= Your objective =
All lines in the data bearing the string "Muhammad" should be identified and copied.

= Record set =
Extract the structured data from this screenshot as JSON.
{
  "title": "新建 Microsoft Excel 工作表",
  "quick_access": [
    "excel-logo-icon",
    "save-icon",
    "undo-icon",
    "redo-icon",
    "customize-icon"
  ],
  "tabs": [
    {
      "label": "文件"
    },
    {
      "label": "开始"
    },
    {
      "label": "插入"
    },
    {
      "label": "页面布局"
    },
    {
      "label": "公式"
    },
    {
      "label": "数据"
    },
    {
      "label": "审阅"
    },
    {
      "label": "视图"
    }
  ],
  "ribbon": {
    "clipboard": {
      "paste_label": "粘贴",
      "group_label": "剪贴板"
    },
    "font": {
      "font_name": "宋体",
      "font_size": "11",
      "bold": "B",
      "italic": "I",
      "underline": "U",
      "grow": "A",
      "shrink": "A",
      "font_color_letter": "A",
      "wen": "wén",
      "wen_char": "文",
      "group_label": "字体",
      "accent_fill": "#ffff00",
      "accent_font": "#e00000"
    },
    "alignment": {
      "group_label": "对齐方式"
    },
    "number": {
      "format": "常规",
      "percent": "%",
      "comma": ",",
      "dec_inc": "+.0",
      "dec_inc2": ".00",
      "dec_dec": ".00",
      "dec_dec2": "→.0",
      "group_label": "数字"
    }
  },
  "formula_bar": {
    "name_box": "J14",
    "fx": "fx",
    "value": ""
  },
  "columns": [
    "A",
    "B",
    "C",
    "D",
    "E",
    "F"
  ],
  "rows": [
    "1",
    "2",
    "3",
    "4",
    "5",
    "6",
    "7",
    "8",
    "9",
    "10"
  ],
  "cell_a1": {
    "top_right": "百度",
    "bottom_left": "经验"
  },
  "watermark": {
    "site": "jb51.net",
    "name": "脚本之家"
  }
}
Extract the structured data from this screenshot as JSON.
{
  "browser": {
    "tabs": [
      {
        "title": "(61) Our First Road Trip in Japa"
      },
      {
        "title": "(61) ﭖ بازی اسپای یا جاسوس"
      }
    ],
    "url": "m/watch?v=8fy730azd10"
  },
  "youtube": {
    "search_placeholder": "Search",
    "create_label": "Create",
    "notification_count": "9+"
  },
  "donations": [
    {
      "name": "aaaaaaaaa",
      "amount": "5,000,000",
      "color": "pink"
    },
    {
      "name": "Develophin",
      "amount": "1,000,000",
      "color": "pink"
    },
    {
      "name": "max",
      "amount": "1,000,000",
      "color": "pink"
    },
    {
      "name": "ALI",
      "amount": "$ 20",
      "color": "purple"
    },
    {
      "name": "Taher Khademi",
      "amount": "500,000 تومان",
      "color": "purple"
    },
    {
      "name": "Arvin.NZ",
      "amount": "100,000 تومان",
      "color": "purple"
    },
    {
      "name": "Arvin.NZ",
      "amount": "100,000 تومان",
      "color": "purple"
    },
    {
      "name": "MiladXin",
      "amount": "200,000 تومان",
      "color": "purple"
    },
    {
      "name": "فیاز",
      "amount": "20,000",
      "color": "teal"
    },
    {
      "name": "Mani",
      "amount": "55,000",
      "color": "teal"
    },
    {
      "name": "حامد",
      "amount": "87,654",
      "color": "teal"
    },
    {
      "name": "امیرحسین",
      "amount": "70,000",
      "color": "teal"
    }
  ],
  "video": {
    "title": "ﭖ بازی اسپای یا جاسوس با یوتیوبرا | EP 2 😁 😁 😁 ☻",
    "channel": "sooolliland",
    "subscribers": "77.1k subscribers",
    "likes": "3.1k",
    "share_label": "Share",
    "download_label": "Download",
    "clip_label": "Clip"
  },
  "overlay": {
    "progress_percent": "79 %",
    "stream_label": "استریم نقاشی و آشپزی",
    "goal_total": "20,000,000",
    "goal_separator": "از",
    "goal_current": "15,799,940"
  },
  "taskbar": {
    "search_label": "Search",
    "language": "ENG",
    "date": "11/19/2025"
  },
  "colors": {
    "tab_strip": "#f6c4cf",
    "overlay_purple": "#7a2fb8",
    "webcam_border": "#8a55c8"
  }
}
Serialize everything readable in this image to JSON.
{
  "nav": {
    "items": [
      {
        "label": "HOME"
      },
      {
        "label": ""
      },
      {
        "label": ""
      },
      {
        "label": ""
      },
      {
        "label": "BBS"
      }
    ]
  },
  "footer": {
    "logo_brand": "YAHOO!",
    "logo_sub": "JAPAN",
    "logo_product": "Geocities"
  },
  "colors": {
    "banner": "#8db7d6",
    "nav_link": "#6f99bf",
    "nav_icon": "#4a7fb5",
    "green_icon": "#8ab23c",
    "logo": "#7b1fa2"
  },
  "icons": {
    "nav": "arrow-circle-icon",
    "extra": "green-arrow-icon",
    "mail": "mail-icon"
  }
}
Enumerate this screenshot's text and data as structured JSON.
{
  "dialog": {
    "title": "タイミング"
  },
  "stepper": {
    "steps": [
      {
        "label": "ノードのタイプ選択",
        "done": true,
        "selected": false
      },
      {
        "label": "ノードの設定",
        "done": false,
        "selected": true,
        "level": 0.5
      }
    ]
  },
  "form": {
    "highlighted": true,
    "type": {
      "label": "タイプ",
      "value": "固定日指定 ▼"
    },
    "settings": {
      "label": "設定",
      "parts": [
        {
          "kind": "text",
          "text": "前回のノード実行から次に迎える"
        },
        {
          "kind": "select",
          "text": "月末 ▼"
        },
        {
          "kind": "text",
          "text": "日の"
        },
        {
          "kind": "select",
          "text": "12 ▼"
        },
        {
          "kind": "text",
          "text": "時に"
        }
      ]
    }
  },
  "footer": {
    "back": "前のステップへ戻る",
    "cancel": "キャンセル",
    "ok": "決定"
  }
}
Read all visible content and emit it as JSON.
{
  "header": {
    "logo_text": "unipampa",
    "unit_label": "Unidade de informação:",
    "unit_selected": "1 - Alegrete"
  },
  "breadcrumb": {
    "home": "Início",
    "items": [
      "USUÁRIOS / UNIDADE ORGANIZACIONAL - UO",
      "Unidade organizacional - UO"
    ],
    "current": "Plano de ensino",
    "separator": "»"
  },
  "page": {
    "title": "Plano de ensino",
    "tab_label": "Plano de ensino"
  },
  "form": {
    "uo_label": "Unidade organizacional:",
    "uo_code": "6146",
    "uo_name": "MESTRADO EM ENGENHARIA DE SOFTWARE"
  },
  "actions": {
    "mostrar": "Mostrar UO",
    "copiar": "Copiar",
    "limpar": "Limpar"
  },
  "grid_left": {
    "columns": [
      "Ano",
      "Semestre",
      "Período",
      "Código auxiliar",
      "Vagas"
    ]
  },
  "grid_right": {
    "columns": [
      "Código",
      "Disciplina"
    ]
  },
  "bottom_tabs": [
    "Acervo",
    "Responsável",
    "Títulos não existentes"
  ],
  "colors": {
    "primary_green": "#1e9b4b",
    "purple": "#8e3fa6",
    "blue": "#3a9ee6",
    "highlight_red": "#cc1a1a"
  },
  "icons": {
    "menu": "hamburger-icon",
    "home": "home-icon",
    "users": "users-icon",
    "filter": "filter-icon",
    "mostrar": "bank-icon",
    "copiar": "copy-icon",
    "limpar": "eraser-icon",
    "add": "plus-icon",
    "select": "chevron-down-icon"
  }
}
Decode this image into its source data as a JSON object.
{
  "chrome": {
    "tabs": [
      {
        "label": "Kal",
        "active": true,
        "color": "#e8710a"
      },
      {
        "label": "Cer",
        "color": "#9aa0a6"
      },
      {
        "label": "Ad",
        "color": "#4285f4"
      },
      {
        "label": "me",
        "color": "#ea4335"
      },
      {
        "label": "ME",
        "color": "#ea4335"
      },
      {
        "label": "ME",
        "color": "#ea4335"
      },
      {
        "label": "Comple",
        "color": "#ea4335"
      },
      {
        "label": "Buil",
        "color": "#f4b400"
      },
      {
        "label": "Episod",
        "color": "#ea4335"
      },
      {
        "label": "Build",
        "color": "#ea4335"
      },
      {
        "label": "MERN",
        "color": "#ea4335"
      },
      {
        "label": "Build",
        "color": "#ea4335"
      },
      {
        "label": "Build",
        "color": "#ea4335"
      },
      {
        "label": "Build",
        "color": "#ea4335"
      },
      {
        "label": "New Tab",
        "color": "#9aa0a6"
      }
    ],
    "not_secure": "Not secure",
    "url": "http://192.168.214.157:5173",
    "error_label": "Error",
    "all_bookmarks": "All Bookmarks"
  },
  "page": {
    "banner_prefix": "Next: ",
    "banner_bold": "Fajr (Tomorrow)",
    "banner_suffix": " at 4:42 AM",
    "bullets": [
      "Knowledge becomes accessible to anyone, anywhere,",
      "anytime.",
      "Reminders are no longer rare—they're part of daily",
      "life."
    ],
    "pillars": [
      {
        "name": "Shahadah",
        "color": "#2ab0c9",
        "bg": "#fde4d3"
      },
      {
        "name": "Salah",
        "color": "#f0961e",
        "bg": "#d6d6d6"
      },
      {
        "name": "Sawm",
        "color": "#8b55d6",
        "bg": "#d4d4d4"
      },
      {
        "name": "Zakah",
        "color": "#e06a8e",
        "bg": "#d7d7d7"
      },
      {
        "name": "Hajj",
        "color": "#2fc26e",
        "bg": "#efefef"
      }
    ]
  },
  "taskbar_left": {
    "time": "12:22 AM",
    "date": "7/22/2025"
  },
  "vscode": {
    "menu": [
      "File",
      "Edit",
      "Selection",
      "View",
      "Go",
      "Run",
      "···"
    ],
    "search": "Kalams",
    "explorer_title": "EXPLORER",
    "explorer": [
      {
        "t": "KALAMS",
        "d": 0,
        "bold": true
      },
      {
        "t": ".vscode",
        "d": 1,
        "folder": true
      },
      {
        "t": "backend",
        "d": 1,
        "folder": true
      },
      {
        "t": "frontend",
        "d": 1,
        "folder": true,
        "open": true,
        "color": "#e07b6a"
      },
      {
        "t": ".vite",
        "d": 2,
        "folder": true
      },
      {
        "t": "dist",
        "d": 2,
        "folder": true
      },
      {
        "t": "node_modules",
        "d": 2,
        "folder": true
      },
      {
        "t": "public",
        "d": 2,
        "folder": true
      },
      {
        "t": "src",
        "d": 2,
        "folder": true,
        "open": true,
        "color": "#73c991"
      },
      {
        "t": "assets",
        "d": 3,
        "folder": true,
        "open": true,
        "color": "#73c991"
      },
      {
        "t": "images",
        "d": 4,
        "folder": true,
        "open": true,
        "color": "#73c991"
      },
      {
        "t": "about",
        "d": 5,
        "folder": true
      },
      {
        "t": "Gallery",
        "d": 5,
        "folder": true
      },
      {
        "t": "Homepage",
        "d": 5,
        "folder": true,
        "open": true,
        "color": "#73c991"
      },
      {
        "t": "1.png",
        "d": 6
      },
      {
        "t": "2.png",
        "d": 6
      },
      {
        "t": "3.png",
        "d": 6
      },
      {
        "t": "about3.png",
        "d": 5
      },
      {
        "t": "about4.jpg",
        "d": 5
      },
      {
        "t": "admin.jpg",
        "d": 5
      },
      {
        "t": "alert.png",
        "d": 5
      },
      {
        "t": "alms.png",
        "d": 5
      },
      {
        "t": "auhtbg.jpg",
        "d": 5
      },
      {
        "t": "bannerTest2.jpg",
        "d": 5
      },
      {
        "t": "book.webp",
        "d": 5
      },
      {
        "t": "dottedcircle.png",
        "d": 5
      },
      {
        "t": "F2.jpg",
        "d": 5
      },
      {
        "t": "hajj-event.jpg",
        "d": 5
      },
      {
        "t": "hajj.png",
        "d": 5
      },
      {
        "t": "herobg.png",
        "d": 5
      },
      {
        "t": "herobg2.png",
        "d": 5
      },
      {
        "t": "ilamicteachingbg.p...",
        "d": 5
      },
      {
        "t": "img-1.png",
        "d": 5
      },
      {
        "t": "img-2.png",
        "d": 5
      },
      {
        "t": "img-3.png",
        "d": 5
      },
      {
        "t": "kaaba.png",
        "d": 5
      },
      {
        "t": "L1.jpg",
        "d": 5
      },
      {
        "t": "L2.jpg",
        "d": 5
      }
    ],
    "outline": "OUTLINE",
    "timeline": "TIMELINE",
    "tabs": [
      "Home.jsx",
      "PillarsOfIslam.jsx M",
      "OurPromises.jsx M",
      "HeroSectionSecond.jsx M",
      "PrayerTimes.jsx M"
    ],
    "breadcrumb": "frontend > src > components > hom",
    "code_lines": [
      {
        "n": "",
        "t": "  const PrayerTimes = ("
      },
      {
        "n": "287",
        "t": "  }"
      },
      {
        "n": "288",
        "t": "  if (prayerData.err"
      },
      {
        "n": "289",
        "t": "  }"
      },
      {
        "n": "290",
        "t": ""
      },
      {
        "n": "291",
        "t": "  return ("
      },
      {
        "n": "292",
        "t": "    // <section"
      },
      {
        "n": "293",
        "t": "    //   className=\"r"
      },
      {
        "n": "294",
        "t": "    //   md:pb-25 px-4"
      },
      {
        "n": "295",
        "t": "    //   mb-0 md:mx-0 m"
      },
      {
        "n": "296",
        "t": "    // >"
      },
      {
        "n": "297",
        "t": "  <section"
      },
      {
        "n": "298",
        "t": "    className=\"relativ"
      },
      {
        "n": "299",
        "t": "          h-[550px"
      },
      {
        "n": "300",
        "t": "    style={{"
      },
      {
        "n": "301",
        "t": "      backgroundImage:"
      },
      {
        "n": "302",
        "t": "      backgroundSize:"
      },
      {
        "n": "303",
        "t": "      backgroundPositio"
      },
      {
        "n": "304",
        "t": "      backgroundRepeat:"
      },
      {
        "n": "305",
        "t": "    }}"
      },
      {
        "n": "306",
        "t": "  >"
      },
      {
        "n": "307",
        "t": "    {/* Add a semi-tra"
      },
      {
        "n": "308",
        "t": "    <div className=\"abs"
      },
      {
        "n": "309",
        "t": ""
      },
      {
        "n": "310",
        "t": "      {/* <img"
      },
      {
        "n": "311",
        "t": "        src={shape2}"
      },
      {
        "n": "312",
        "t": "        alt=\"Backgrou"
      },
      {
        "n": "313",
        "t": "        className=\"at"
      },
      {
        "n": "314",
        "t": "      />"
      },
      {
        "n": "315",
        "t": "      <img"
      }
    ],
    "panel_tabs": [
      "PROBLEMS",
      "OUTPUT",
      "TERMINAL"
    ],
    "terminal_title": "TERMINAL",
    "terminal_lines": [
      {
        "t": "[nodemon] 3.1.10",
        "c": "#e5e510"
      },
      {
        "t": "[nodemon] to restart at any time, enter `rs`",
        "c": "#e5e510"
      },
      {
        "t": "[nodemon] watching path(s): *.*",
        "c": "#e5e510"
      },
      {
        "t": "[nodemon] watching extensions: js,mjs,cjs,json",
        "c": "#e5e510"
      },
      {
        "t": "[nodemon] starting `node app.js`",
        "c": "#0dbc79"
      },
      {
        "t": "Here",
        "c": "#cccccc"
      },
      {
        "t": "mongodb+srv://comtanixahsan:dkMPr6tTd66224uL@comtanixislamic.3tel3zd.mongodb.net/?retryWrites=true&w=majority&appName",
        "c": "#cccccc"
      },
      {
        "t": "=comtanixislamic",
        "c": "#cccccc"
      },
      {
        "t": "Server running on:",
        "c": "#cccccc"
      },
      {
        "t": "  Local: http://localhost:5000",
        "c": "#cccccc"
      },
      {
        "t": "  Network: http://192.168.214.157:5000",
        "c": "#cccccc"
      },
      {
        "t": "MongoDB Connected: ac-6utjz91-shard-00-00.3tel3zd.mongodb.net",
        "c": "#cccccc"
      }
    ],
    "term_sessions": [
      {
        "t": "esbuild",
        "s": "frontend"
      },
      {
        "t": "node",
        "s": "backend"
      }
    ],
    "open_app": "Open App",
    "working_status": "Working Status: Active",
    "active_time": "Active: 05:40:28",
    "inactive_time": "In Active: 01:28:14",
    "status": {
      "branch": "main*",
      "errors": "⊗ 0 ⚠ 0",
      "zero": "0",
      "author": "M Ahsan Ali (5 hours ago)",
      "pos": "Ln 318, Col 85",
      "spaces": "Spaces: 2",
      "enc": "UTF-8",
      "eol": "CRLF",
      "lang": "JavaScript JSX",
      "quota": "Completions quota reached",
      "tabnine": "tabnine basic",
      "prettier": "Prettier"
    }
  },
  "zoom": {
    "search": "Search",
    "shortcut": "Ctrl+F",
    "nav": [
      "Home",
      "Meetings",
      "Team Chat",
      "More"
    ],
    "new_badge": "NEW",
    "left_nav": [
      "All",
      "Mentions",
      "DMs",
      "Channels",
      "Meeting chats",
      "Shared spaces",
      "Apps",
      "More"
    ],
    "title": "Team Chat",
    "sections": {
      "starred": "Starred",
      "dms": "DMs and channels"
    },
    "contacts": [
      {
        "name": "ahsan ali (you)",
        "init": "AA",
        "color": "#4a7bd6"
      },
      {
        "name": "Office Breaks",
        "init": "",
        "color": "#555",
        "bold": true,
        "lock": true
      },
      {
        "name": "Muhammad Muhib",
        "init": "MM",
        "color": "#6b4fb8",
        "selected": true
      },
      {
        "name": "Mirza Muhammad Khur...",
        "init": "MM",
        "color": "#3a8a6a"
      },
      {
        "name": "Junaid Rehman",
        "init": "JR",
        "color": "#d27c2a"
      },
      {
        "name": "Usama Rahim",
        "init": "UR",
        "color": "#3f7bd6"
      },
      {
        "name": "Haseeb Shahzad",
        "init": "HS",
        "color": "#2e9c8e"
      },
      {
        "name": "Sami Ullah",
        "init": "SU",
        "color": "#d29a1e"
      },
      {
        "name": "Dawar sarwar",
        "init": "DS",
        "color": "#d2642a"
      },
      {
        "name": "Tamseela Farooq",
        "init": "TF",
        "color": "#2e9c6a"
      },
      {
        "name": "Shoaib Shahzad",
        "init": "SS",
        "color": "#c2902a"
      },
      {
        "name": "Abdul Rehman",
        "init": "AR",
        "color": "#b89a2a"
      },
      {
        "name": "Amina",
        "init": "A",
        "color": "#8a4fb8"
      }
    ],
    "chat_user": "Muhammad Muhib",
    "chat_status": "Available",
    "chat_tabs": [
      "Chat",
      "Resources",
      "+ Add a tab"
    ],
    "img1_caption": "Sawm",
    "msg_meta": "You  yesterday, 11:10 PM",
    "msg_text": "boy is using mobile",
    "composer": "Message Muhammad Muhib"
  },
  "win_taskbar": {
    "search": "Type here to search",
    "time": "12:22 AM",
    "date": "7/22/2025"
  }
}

= Reply =
        "name": "Muhammad Muhib",
        "name": "Mirza Muhammad Khur...",
    "chat_user": "Muhammad Muhib",
    "composer": "Message Muhammad Muhib"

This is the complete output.